With 2017 legislative sessions well underway, states are seeing multiple legislative trends impacting the CPA profession, including full CPA firm mobility, the comprehensive definition of attest, taxation of professional services and human resource issues.
CPA Firm Mobility
Eight states – Iowa, Illinois, Massachusetts, Missouri, Montana, Nevada, New Jersey, and New Mexico – have introduced legislation to allow CPA firms from outside the state to perform attest services without registering their firms in the state. New Mexico’s bill recently passed the legislature and is pending the Governor’s signature. Montana and Iowa’s bills passed the first house.
Currently, 16 states provide for full CPA firm mobility. CPA firm mobility gives the public more choices in services provided by CPA firms, while maintaining public protection. CPA firms are subject to the laws and rules of every state in which they practice, and state boards of accountancy have the authority to investigate, fine, or otherwise punish all CPAs practicing in their state.

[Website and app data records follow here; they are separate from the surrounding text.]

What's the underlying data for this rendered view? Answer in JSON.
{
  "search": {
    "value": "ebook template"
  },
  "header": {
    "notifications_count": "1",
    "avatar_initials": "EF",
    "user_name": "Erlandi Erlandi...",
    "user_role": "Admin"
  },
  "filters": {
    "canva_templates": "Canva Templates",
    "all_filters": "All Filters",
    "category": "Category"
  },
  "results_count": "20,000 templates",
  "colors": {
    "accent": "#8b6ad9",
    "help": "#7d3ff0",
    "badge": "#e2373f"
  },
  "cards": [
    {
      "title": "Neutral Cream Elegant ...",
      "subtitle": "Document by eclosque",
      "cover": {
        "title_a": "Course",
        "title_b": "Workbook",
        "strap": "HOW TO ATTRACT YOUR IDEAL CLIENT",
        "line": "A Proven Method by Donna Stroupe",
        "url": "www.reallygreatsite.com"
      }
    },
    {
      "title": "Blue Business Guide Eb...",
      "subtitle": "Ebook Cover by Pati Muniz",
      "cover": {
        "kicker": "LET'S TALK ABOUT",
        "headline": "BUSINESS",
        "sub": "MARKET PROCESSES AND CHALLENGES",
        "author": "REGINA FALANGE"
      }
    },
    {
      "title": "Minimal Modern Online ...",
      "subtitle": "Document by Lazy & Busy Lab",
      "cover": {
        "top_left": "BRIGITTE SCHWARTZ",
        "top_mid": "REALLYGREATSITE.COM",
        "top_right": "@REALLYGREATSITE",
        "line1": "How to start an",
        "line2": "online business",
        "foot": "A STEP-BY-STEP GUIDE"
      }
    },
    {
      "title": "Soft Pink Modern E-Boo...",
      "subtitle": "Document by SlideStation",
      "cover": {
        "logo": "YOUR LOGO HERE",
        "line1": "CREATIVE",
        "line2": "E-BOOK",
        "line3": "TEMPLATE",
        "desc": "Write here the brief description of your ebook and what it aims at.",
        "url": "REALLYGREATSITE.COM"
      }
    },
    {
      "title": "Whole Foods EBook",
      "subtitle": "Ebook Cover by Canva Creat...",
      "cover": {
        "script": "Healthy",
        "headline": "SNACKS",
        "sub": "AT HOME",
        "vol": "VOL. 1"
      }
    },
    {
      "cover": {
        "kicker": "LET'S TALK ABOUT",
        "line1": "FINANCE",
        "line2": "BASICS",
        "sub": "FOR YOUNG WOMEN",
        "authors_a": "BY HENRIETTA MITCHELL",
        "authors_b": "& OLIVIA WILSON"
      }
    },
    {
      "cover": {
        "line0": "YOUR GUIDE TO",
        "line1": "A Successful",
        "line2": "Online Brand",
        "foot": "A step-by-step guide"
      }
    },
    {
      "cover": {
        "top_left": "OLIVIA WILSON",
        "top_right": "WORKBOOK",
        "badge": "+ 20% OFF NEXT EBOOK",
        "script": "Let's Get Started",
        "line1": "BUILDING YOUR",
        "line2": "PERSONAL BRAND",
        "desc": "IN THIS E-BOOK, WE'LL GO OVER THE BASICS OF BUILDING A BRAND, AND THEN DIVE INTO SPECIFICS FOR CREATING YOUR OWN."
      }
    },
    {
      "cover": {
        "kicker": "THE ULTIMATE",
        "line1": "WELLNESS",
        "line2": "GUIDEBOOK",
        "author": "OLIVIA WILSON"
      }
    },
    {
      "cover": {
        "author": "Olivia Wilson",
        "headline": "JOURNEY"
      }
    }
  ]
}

The AICPA and the National Association of State Boards of Accountancy (NASBA) included CPA firm mobility in the seventh edition of their model state act, the Uniform Accountancy Act, in May 2014. The provision is an extension of the popular individual mobility initiative that allows individual CPAs to provide non-attest services without having to obtain a reciprocal license.
Comprehensive Definition of Attest
Arkansas and the District of Columbia recently became the first states in 2017 to adopt the comprehensive definition of attest. In total, 41 states now have the comprehensive definition in their laws.
Additionally, six other states – Alaska, Idaho, Missouri, New Jersey, New Mexico, and Utah – have pending legislation. New Mexico and Utah’s bills recently passed the legislature and are pending their respective governors’ signatures. Idaho’s bill passed the first house.
The demand for attest services has changed significantly, expanding to engagements such as security and privacy controls and sustainability. In states without the comprehensive definition, other marketplace participants can offer these services while using the CPA profession’s standards, but without the same credentials, experience, or regulation. Adopting the comprehensive definition of attest ensures that only CPAs operating in a CPA firm can provide attest services under the profession’s standards.
Taxation of Professional Services
Several states have introduced legislation to impose taxes on professional services. Some states, such as Indiana, are creating interim study committees to examine expanding the sales tax base. Others, such as Nebraska and Utah, introduced bills to directly tax professional services, including tax preparation and payroll services. So far, twelve states – California, Georgia, Indiana, Kansas, Kentucky, Missouri, Nebraska, Oklahoma, South Dakota, Utah, West Virginia, and Wyoming – have introduced tax on professional services legislation. The profession, including state CPA societies, is working against such measures.
Thus far in 2017, 40 states have introduced legislation related to human resources, including expungement of financial crimes from criminal records, pay equity, universal paid leave and pre-employment inquiries such as ban the box. The District of Columbia, Hawaii, Missouri and Oklahoma introduced legislation to mandate paid leave for employees administered through a government run fund. Several states, such as California, Idaho, Maryland, Oklahoma and Washington, also have pending legislation prohibiting employers from inquiring into a job applicant’s salary history. The AICPA is working with state CPA societies to seek exemptions for the CPA profession from such measures as appropriate.